Jekyll and Hyde
Last week’s report on investigations into Savile had me pondering the reluctance of people to call out misbehaviour and abuse.
Jimmy Savile abused 63 people connected to Stoke Mandeville Hospital, but the one formal complaint made was ignored, an independent report has found.
BBC News website 26 February 2015 : Savile ‘abused 63 people at Stoke Mandeville Hospital’
I did not want to rush to blog on this issue and pondered in silence. Today (3 March 2015) we have some more headlines which also potentially hinge on delays in addressing problems.
- UK children suffered sex abuse on ‘industrial scale’
- Furness baby deaths inquiry: ‘Lethal mix of failures’
- Disgraced entertainer Rolf Harris stripped of CBE
The question that arises is why the delays?
Last week on the Radio 4 Today programme, a secretary at Stoke Mandeville hospital who worked for Savile was interviewed. It was uncomfortable listening:
I’m not denying anything took place, it’s not my business to know, I can only know, what I know, can’t I. I can only know that I saw a man that put hours and hours and hours of work into rebuilding a spinal centre, into helping spinal people and other people throughout this country, and I can’t change my mind on that.
BBC Radio 4 Today Website 26 February 2015 : Savile abuse: ‘I can only say that I saw him do good’
It was particularly uncomfortable because the BBC interviewer, Justin Webb, was pressurising her to denounce Savile and to accept that she had been duped. In that respect he was possibly making the same error as her – believing the “evidence” that they had experienced and being unable to accept that there might be contrary evidence.
She knew Savile as a good man and was struggling to accept the evil that he did.
He knew Savile by the recent headlines and wanted all the “good” that he had done to be disregarded.
Is the problem with this case (and many others) that we struggle to believe that people can be both good and bad, saintly and evil? We resolve this dissonance by believing the evidence of only one side of someone’s character.
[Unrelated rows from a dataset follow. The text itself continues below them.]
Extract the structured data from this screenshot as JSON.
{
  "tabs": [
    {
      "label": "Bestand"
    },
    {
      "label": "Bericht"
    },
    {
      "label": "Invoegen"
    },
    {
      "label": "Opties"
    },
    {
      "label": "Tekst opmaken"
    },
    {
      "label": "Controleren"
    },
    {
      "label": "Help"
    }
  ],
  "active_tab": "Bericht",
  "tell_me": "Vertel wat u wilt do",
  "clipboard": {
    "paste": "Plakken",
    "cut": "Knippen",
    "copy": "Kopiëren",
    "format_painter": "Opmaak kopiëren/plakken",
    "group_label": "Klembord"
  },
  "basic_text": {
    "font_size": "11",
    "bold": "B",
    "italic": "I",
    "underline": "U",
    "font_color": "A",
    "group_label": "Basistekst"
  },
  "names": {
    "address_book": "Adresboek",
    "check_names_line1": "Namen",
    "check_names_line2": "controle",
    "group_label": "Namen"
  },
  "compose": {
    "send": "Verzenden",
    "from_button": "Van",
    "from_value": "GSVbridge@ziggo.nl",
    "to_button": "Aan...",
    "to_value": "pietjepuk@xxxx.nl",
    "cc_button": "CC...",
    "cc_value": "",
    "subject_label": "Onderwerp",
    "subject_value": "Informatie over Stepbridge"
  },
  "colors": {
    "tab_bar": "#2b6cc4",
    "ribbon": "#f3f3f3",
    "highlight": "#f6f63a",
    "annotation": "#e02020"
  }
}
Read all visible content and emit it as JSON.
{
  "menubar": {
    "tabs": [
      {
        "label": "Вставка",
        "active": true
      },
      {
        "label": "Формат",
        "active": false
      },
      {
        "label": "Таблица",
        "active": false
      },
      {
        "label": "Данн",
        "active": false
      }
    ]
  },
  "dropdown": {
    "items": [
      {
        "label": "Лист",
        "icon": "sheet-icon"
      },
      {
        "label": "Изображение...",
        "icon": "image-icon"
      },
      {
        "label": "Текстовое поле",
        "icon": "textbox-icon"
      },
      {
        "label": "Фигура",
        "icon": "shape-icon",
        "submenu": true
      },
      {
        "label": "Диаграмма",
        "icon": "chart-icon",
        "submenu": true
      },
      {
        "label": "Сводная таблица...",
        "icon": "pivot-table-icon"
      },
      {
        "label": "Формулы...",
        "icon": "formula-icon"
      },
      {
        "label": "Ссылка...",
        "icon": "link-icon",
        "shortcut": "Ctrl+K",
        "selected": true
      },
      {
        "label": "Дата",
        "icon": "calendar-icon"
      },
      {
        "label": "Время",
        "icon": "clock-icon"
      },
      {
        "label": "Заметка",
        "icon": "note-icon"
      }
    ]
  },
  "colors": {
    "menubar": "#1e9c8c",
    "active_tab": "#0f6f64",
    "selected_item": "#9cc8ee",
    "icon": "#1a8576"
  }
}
And if we believe the “good side” of a perpetrator, nothing gets reported.
Likewise if we believe that a victim is wilful or wicked (based possible being out late, drunk and “inappropriately dressed”), we may be inclined not take their complaints of abuse seriously and just dismiss them as “making life-style choices”. Likewise if parents report that their child is out of control and getting into bad company do we believe that they are “bad parents” and then feel disinclined to investigate? Perhaps the child is both good and bad, perhaps the parents are caring but struggling? But are we incapable of believing apparently contradictory evidence and do we tend to be enslaved to our initial impressions?
Wilful children and bad parents should not of course be denied protection, but are we also failing because of our inability to believe that in all of us there is a bit of Jekyll and Hyde – or at least a range of shades of character?
In another field we see a similar reluctance. We want to believe that doctors and nurses are saintly or angelic and are very reluctant to believe that any of them are anything but saintly or angelic. People who complain are then thought to be trouble makers or distraught because they have lost a relative or have been otherwise traumatised. We might do this because we need to rationalise why they are presenting us with evidence that contradicts what we believe to be true – especially when it is too awful to believe.
… the problems found represented a “simultaneous failure of a great many systems at almost every level, from labour ward to the headquarters of national bodies”.
BBC News website 3 March 2015 : Furness baby deaths inquiry: ‘Lethal mix of failures’
In social services and policing:
“Young girls – and they are young girls – being abused over and over again on an industrial scale, being raped, being passed from one bunch of perpetrators to another bunch of perpetrators.”
An independent report found that at least 1,400 children were sexually exploited in Rotherham by gangs of men
BBC News website 3 March 2015 : UK children suffered sex abuse on ‘industrial scale’
We need a better way to manage this dissonance. We need to be able to simultaneously believe:
- that someone who runs marathons for charity is doing something good – without excluding the ability to believe that they can also do something evil.
- that parents who can’t keep their young teenage children from going out at night with unsuitable people are also loving parents.
- that nurses who are caring and compassionate are also sometimes capable when tired, stressed and over-pressurised of making mistakes so dire that they are not even capable of rationalising why they happened.
People are not “good” or “bad”, we do not even exist at a single point on the continuum between “good” and “bad”. We surely exist on a range on that continuum and for some people that range is very wide – possibly dangerously so – and we should not be blind to that possibility.